Regulator loses patience with Telecel, revoking its licence
This report provides a comprehensive overview of trends and developments in Zimbabwe’s telecommunications market. Subjects covered include:
- The impact of the economic and political crisis;
- Key statistics;
- Market and industry overviews;
- Government policies affecting the telecoms industry;
- Market liberalisation and regulatory issues;
- Telecoms operators – privatisation, acquisitions, new licences;
- Major players (fixed, mobile and broadband);
- Infrastructure development;
- Mobile voice and data markets;
- Average Revenue per User (ARPU);
- Convergence (voice/data, fixed/wireless/mobile);
- Internet and broadband development and growth, including 3G mobile;
- Broadband services and pricing trends.
Zimbabwe’s economy continues to recover from a decade of recession under gross mismanagement by the country’s political leaders. The normalisation of Zimbabwe’s economy is reflected in the International Monetary Fund’s (IMF) forecast of continuous annual GDP growth at around 4% from 2014 onwards. Despite the overall economic difficulties in recent years, the telecom sector has shown considerable promise since the government allowed foreign currencies as alternative legal tender. Mobile penetration has increased more than seven-fold within four years and broke the 100% penetration barrier in 2013 on the back of 3G mobile broadband subscriptions.
The three mobile networks Econet, NetOne and Telecel Zimbabwe are investing in network upgrades to support data services and their fast-expanding m-commerce and m-banking facilities.
NetOne’s parent, TelOne (formerly PTC) still holds a de-facto monopoly on fixed-line services in the country.
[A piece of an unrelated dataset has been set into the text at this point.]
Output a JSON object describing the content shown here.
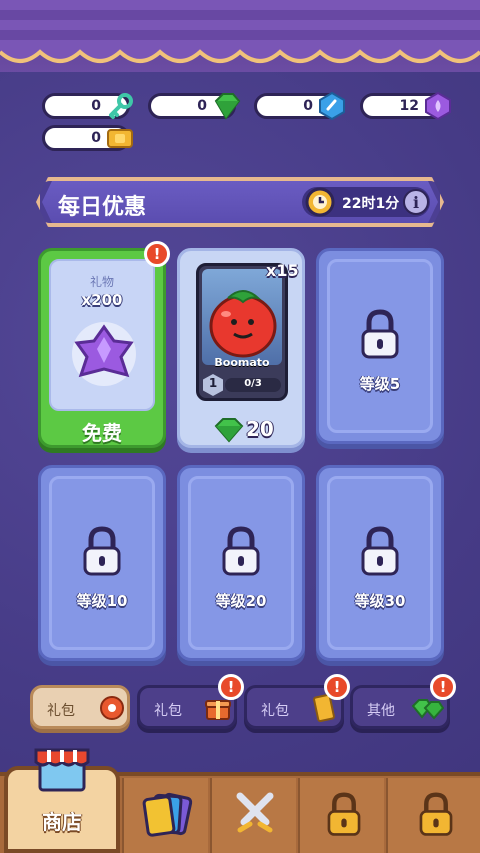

The government is planning to privatise up to 60% of TelOne and NetOne, either through an IPO or a strategic partnership with a foreign investor. TelOne has been awarded the country’s fourth mobile licence but hasn’t launched a service yet.
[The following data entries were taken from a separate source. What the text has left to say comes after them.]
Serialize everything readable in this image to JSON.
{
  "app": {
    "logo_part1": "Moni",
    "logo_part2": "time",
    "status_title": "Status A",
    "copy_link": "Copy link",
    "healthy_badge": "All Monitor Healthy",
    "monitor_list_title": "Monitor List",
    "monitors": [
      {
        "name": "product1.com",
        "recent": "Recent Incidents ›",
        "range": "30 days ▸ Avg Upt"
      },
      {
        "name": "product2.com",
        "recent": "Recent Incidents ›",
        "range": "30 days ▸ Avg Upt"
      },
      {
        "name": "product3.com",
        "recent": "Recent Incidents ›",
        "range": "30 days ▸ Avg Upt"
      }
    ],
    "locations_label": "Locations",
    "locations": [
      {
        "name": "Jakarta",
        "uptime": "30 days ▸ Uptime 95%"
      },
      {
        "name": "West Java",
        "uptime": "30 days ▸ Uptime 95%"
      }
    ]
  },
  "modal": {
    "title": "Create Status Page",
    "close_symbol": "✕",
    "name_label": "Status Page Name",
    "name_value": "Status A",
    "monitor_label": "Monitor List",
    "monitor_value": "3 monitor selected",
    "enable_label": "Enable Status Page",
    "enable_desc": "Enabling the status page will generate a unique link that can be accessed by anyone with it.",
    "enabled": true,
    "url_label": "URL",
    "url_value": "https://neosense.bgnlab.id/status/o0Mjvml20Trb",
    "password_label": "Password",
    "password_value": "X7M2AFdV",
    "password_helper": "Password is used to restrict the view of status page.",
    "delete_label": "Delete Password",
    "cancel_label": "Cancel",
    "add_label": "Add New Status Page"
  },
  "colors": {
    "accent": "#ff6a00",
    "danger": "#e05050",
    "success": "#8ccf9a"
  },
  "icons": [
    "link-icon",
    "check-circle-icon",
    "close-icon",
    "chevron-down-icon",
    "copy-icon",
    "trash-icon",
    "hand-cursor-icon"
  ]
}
Limitations in international bandwidth for the landlocked country for many years held back development of the internet and broadband sectors, but this has changed since fibre optic links to several submarine cables have been established via neighbouring territories. Massive expansion of 3G mobile broadband services across the country has meant that more than half of the population now has access to the internet. The first commercial LTE services were launched in 2013, while investment in LTE technologies, for which the regulator has assigned spectrum, continues.
Estimated market penetration rates in Zimbabwe’s telecoms sector – end-2014
(Source: BuddeComm based on various sources)
Regulator reduces mobile voice tariffs effective from January 2015; ICT Ministry revokes Telecel’s licence for failing to pay $137.5 million debt and licence fee; TelOne providing satellite broadband with Avanti Communications; renegotiated USF contribution hampering the regulator's ability to resource $62 million in mobile and broadband projects; Telecel Zimbabwe launches Telecash mobile money service; government increases licensing tax, imposes additional levies and a customs tax on mobile handset sales; mobile and broadband market continue strong growth; TelOne and NetOne privatisation planned; fourth mobile licence in progress; report includes regulator’s market data to September 2014, telcos’ operating and financial data, recent market developments.
Companies covered in this report:
TelOne; NetOne; Econet; Telecel; TeleAccess; Afritell; Liquid Telecom; DataOne; Powertel Communications; Telco Internet; Broadlands Networks; Aquiva; Africa Online; ComOne; Ecoweb; iWay Africa (MWEB); Zimbabwe Online (ZOL); Zimbabwe Internet Service Provider Association (ZISPA); Telecontract; Dandemutande (uMax); Aptics.